The Summer Academy closed its first day of business by examining the role that human rights law can play in investment arbitration. The session entitled “Human Rights and Investment Arbitration” was expertly led by Professor Diane Desierto of the Notre Dame Keough School of Global Affairs. It asked if progress has been made in responding to human rights impacts of investment, particularly within the evolving framework of investor-State dispute settlement paradigms and investment law and policy-making. The session highlighted recent developments such as the SCC emergency arbitration decision in Munshi v. Mongolia that made the connection visible. The discussion provided a first introduction to the Hague Rules on Business and Human Rights Arbitration. The session ended with an energetic debate about the Hague Rules and more generally whether and how human rights arbitration claims could provide meaningful improvements to international dispute resolution mechanisms.
The second day of the Summer Academy opened with a hot button topic for international law in general and applied it to investment arbitration – Climate Change. Professor Freddy Sourgens of Washburn University School of Law and Editor in Chief of Investment Claims led the session entitled “Climate Change and Investment Arbitration.” The session considered two core questions. The first of these questions was whether climate change mitigation policies could give rise to successful investment arbitration claims. The delegates were more mixed in their response to this question than when the delegates last confronted this topic at an earlier academy shortly after conclusion of the Paris Agreement, indicating a greater skepticism towards the durability of the Paris framework in the face of populist backlash against aggressive climate policies. The second question addressed whether claims brought by renewable energy companies seeking to enforce climate-related commitments could serve as vehicles for private attorneys general. There was strong disagreement on this point between the delegates.

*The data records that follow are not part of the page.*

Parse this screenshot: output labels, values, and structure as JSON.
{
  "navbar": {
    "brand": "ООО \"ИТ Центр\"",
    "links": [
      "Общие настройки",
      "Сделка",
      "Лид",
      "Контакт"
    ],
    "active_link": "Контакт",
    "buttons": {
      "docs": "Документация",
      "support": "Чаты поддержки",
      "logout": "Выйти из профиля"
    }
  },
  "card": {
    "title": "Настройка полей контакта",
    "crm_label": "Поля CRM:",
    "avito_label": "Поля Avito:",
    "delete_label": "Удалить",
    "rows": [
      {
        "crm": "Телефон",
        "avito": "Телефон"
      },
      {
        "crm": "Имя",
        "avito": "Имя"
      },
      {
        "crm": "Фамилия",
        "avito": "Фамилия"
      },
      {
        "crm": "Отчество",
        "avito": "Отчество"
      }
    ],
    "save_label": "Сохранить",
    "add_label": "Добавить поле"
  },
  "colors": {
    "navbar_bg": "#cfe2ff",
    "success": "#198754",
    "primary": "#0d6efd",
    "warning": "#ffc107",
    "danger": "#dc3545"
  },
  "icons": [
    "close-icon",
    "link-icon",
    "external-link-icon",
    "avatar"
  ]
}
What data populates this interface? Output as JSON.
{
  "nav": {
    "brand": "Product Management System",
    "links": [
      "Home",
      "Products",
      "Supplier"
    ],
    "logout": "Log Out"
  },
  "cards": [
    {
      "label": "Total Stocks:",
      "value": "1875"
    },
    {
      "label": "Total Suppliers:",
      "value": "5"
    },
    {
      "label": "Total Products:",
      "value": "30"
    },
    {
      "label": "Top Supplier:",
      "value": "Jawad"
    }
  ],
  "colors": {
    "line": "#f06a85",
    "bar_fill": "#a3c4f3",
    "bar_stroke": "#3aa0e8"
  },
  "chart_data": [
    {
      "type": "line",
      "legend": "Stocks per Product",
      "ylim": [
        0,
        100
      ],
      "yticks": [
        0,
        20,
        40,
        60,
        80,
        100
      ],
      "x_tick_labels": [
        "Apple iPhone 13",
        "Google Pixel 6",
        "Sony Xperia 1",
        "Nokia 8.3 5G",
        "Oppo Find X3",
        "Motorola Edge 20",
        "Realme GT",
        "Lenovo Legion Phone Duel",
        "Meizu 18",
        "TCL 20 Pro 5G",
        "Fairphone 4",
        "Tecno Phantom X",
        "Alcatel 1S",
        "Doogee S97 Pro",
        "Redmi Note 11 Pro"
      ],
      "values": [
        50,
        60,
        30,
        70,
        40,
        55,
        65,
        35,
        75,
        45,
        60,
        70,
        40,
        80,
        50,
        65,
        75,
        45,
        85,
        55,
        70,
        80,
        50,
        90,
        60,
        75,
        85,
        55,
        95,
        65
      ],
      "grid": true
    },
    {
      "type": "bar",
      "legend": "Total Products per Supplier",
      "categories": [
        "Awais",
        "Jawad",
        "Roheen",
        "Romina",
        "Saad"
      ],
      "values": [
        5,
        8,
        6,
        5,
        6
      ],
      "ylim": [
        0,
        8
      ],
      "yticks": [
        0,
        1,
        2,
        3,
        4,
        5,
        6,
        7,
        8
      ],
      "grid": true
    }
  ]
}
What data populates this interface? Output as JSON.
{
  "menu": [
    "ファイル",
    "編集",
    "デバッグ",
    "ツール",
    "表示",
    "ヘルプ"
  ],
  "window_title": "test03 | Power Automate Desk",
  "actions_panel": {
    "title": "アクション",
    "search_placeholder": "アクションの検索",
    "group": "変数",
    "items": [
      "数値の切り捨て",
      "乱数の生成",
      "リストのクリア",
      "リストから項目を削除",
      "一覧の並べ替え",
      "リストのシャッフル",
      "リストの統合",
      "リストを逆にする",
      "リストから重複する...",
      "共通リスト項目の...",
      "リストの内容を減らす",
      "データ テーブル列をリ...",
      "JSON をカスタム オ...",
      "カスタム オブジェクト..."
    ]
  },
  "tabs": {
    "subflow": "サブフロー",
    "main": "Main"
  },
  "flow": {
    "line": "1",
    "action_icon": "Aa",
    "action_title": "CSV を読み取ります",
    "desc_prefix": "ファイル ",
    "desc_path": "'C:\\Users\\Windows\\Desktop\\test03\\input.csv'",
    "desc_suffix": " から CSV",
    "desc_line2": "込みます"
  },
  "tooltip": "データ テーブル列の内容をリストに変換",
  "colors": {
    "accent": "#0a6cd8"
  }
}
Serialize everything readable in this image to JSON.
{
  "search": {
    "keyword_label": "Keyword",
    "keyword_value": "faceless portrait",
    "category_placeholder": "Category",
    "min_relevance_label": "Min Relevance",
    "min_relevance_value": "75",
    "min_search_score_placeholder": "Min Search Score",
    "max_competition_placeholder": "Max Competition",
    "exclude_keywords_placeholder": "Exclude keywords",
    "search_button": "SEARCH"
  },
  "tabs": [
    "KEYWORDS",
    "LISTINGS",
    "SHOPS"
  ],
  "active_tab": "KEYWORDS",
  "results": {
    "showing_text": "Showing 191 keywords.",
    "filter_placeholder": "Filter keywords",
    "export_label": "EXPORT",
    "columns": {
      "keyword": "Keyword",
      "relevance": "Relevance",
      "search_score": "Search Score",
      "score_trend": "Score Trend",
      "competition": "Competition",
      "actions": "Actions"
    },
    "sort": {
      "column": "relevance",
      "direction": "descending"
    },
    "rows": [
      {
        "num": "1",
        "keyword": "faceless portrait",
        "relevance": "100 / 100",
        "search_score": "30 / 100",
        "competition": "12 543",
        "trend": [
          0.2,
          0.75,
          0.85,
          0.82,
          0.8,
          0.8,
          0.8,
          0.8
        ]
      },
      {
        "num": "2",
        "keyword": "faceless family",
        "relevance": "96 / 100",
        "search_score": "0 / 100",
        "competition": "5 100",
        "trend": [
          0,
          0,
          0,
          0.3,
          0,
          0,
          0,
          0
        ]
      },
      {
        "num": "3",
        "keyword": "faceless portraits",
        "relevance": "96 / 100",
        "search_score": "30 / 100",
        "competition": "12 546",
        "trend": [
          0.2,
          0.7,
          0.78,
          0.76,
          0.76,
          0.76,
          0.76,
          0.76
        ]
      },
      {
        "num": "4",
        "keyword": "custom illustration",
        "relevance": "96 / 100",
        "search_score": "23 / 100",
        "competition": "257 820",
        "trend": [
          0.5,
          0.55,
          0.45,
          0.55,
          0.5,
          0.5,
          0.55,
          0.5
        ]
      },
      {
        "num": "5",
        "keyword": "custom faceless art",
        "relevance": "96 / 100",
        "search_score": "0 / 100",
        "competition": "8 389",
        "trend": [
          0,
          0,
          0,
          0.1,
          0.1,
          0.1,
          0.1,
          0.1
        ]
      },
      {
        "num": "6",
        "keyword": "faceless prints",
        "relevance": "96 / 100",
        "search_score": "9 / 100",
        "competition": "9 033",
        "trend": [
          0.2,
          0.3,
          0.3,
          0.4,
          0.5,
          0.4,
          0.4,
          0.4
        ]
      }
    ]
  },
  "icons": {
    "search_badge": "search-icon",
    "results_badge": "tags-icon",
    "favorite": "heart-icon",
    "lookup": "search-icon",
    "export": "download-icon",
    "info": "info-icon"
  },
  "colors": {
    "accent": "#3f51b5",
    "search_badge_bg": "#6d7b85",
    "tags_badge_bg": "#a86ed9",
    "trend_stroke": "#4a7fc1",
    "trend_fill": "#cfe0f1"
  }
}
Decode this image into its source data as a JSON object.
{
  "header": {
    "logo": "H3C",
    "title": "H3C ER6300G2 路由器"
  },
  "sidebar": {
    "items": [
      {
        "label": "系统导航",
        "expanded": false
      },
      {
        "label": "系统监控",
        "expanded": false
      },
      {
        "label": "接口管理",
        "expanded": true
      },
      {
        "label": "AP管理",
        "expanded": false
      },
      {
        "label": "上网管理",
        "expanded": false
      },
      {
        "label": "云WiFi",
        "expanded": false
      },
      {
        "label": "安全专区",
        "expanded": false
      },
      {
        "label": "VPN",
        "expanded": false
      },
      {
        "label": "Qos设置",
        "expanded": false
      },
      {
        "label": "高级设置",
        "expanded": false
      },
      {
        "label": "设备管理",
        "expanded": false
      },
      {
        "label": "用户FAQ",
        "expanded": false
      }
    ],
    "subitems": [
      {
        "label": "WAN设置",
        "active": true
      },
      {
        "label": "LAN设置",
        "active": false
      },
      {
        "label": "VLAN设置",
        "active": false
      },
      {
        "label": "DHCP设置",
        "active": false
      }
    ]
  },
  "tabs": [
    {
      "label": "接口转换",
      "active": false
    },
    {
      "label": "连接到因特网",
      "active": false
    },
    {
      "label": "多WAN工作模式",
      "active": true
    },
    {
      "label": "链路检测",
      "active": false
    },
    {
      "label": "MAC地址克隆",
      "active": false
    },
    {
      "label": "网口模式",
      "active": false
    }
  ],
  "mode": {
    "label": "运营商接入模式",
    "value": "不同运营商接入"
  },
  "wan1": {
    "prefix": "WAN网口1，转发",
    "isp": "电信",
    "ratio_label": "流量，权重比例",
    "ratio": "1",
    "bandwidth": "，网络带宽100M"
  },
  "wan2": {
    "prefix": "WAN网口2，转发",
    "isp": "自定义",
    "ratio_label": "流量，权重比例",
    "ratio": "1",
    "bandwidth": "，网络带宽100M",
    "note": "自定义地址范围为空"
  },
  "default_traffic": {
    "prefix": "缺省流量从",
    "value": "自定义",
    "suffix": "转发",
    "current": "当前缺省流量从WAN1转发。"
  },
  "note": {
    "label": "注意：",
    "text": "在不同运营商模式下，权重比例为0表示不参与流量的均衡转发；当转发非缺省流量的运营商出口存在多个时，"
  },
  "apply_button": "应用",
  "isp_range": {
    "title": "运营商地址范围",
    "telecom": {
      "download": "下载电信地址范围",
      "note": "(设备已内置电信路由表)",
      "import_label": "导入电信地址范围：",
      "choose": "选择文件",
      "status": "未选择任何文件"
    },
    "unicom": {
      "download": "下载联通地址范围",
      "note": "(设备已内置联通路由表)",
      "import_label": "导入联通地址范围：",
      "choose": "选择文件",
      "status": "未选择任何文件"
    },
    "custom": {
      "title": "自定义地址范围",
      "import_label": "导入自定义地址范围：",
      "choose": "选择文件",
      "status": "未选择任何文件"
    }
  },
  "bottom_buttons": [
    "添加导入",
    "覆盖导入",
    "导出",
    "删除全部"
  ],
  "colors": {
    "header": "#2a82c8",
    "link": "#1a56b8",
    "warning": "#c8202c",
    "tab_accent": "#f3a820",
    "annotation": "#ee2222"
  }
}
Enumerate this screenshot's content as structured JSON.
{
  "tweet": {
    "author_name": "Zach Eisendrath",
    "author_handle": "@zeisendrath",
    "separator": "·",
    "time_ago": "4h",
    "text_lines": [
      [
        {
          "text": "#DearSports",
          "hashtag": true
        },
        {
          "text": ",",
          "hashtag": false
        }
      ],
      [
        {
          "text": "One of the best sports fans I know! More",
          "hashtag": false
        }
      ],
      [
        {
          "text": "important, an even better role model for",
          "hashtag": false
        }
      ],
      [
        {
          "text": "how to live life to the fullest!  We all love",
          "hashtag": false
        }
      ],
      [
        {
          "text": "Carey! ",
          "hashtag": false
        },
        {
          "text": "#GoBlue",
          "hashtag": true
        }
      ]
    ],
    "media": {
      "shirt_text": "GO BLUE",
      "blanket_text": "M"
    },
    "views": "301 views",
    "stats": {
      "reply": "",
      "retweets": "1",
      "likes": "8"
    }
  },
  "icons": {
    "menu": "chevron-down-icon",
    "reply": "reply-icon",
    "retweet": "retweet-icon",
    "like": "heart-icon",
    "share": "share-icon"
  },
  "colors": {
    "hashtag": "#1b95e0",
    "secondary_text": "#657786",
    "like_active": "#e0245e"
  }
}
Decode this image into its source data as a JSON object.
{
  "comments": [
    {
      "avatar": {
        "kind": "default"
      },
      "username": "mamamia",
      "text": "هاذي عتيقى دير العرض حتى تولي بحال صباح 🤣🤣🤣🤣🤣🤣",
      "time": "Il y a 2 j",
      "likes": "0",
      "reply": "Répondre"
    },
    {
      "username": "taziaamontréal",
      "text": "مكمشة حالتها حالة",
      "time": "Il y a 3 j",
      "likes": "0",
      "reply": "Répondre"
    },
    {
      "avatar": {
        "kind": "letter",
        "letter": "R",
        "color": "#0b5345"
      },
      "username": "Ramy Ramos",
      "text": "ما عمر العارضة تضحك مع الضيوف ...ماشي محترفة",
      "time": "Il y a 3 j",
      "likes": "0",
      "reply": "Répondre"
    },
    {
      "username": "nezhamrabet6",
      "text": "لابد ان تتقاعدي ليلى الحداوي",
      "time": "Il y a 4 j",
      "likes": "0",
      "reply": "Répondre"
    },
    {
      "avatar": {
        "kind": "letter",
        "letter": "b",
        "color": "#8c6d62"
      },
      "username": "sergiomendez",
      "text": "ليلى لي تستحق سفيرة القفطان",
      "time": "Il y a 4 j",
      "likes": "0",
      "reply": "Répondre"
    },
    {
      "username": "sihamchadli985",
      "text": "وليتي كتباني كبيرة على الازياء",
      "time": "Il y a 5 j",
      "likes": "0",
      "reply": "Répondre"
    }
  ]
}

The substantive part of the second day ended with a panel on denunciation of the ICSID Convention. The session was masterfully led by Dr. Martins Paparinskis of University College London. It contrasted the differences between public international law approaches to denunciation evidenced by International Court of Justice jurisprudence with some discordant outcomes in investor-state arbitrations. It then asked what the consequence of denunciation should be – and when those consequences would bar claims by foreign investors. The delegates were unanimous that if the investor had consented to arbitrate prior to the denunciation of the relevant treaty, the investor would have a right to proceed to arbitration and would be unaffected by such a denunciation. Other than that, the delegates did not agree on any one approach to resolve the consequence of denunciation of bilateral investment treaties or the ICSID Convention on investor rights to arbitrate claims.
Frédéric G. Sourgens is the Director of the Oil and Gas Law Center and Professor of Law at Washburn University School of Law. He serves as Editor-in-Chief for Oxford University Press's online Investment Claims platform and co-chairs the Investment Claims Summer Academy convened by Oxford University Press.
The participants in the Summer Academy were, in alphabetical order: Dapo Akande, Merel Alstein, Danae Azaria, David Baron, Christina Beharry, Sujit Choudhry, David Collins, Diane Desierto, Isuru Devendra, Chiara Giorgetti, Katie Hooper, Iona Jacob, Lise Johnson, Mark Kantor, Ian Laird, John Laird, Silvia Marchili, Cameron Miles, Michael Nolan, Martins Paparinskis, Antonio Parra, José Antonio Rivas, Borzu Sabahi, Emily Sipiorski, Freddy Sourgens, Todd Weiler, Sebastian Wuschka, Isabel Yang, and Agnieszka Zarówna.
Special thanks to Susan Franck, Borzu Sabahi, Emily Sipiorski, and Freddy Sourgens for joining us after the event to record interviews about their latest titles.